> [What you will do] All of the lines below should be copied word for word.
:::::
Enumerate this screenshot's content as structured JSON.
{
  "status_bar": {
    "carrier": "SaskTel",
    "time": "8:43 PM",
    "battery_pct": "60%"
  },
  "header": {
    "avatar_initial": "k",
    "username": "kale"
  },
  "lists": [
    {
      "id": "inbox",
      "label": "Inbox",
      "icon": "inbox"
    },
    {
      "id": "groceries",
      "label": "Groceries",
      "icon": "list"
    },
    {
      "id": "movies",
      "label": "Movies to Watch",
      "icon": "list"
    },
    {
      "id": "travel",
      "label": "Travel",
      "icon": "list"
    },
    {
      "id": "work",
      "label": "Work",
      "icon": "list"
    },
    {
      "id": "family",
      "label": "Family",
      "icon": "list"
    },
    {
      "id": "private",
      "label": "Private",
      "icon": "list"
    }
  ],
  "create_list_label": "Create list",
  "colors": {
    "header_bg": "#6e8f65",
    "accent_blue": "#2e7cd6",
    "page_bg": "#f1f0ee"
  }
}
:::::
> [Solution to the problem]
Enumerate this screenshot's content as structured JSON.
{
  "status_bar": {
    "carrier": "SaskTel",
    "time": "8:43 PM",
    "battery_pct": "60%"
  },
  "header": {
    "avatar_initial": "k",
    "username": "kale"
  },
  "lists": [
    {
      "id": "inbox",
      "label": "Inbox",
      "icon": "inbox"
    },
    {
      "id": "groceries",
      "label": "Groceries",
      "icon": "list"
    },
    {
      "id": "movies",
      "label": "Movies to Watch",
      "icon": "list"
    },
    {
      "id": "travel",
      "label": "Travel",
      "icon": "list"
    },
    {
      "id": "work",
      "label": "Work",
      "icon": "list"
    },
    {
      "id": "family",
      "label": "Family",
      "icon": "list"
    },
    {
      "id": "private",
      "label": "Private",
      "icon": "list"
    }
  ],
  "create_list_label": "Create list",
  "colors": {
    "header_bg": "#6e8f65",
    "accent_blue": "#2e7cd6",
    "page_bg": "#f1f0ee"
  }
}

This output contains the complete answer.